> About this task
Considering the entries that follow, report how many lines include the string "footer", giving the number alone.

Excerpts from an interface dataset

──────

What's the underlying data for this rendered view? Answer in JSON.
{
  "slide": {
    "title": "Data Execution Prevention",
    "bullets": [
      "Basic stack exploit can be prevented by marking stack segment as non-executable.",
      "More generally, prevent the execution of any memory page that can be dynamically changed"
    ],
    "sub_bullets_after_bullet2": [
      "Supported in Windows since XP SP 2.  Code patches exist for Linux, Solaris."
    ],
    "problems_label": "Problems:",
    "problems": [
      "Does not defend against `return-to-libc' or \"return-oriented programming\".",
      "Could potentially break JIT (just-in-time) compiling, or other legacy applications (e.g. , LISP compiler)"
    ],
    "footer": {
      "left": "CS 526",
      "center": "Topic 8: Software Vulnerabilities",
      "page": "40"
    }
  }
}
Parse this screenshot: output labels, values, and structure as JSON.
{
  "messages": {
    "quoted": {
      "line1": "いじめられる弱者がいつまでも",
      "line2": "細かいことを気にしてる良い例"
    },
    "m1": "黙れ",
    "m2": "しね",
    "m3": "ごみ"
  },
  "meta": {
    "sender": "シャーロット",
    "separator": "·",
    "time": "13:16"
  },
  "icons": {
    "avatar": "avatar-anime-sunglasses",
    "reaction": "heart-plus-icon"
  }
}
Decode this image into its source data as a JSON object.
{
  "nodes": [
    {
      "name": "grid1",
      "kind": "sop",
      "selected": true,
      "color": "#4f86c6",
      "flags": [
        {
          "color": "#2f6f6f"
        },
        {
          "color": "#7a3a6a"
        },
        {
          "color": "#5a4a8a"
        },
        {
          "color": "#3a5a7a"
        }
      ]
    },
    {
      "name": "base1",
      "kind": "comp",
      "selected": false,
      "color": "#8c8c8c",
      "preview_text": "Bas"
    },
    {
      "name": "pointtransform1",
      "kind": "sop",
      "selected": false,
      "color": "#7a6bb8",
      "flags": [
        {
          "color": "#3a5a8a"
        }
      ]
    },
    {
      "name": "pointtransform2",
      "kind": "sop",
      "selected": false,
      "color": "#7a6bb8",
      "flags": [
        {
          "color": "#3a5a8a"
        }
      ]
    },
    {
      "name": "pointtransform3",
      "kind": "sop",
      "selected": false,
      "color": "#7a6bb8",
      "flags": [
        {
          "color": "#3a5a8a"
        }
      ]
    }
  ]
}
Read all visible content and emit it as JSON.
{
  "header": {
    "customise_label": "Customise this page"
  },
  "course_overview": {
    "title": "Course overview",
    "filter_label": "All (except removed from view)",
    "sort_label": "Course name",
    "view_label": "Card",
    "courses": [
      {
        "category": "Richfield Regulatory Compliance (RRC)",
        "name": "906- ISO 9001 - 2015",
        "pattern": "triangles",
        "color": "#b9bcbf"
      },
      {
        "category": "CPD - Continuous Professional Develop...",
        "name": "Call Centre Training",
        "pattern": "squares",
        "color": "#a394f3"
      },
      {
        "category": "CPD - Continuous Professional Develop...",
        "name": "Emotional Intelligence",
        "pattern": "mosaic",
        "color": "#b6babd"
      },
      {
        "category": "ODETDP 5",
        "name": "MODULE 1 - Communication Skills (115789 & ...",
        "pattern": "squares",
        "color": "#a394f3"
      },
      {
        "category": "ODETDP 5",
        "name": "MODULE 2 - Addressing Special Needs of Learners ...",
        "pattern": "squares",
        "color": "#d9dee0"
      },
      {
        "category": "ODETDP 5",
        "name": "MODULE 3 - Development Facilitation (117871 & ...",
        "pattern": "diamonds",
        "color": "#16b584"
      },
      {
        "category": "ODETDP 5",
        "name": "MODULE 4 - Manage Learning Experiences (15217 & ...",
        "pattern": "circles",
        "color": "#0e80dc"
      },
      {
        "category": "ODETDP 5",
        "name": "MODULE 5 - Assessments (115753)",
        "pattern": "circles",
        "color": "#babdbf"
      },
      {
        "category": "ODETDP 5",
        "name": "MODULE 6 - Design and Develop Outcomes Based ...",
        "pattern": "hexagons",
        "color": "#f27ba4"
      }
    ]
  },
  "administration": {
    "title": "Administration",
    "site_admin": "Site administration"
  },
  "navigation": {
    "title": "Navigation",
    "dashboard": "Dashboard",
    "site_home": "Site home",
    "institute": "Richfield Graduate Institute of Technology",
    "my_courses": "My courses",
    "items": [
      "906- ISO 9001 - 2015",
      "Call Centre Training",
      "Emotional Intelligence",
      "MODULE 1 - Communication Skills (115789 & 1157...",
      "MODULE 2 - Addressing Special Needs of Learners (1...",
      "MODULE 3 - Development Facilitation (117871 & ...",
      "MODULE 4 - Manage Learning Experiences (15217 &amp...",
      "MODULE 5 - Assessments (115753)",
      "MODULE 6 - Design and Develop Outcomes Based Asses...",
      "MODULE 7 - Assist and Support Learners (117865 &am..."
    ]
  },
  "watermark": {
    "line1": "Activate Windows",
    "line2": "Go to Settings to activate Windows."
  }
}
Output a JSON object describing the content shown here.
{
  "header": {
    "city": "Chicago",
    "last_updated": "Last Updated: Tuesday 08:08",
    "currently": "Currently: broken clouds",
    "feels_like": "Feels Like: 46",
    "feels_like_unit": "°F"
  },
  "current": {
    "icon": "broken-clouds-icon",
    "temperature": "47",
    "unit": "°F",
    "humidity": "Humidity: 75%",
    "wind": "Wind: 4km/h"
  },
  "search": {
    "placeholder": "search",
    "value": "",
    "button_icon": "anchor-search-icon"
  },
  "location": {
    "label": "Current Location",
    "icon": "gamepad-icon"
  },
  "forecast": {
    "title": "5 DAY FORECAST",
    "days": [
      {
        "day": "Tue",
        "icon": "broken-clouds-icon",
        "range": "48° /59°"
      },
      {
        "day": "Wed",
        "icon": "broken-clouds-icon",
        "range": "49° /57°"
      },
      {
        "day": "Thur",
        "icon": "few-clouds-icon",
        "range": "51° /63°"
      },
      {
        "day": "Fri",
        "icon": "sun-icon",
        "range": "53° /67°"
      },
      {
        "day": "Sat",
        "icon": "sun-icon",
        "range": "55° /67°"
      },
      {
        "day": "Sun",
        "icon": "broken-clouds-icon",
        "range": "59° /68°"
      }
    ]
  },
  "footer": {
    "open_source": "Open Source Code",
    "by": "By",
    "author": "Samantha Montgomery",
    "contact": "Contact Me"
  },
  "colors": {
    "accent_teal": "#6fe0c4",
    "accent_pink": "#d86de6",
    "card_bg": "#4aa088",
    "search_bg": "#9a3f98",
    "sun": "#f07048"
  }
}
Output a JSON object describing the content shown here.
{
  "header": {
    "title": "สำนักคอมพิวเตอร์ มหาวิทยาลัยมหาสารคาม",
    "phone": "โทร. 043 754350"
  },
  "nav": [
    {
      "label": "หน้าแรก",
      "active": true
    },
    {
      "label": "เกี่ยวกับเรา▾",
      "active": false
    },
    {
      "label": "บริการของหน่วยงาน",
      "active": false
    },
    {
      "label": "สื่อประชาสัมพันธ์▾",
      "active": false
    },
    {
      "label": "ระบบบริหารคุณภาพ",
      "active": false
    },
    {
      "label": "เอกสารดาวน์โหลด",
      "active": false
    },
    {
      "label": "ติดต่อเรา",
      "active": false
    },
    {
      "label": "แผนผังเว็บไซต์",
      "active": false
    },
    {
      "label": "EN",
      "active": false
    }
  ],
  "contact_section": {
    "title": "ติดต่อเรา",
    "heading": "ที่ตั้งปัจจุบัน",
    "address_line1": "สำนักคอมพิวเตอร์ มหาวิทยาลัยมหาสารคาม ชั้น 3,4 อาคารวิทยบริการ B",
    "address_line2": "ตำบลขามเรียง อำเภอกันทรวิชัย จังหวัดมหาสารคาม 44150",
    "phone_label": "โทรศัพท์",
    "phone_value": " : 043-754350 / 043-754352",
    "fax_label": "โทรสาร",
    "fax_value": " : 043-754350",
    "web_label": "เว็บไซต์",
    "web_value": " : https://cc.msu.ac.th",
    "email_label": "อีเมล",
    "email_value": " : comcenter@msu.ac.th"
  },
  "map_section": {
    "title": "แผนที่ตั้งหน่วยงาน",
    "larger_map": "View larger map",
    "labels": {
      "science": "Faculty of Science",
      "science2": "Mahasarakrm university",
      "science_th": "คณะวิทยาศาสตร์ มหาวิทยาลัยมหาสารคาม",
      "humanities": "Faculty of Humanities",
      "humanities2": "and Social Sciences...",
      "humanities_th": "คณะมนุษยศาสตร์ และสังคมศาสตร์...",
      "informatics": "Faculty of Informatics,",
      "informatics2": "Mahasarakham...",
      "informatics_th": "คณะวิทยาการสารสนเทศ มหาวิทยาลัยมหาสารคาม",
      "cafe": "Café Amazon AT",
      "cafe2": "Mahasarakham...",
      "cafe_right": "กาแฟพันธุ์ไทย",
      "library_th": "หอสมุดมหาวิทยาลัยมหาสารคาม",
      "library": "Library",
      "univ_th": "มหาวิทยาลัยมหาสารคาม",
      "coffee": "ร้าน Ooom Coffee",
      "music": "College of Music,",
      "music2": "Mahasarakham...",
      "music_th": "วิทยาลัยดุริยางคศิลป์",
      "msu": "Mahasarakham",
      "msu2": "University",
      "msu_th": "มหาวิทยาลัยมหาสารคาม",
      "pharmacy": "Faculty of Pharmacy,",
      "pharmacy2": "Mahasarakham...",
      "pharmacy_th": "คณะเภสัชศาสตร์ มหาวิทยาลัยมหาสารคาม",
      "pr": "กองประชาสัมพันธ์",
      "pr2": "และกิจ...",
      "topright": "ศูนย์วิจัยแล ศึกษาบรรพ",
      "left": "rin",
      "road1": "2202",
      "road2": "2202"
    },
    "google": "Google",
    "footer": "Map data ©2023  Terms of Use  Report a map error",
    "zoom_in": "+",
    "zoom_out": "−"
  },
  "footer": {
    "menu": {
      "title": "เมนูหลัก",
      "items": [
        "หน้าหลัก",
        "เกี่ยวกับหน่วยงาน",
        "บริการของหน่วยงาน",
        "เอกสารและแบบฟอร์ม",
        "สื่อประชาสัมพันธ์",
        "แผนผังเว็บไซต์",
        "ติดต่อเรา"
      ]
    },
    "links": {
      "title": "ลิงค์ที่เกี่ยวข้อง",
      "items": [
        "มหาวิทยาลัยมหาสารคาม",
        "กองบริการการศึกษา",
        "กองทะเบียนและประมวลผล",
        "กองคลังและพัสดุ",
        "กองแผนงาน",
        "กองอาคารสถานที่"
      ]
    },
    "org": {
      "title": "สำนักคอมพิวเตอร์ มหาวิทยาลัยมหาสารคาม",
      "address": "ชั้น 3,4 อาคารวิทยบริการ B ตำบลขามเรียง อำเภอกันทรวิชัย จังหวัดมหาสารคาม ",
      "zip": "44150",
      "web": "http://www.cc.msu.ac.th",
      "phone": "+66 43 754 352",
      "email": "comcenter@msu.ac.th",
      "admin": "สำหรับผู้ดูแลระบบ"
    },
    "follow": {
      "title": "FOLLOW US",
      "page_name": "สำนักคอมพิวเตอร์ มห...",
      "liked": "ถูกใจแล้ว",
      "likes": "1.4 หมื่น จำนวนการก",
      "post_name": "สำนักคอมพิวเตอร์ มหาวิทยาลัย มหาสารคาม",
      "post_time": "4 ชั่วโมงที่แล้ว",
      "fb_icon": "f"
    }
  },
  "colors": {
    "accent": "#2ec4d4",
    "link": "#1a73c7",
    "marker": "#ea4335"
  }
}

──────

> Solution
4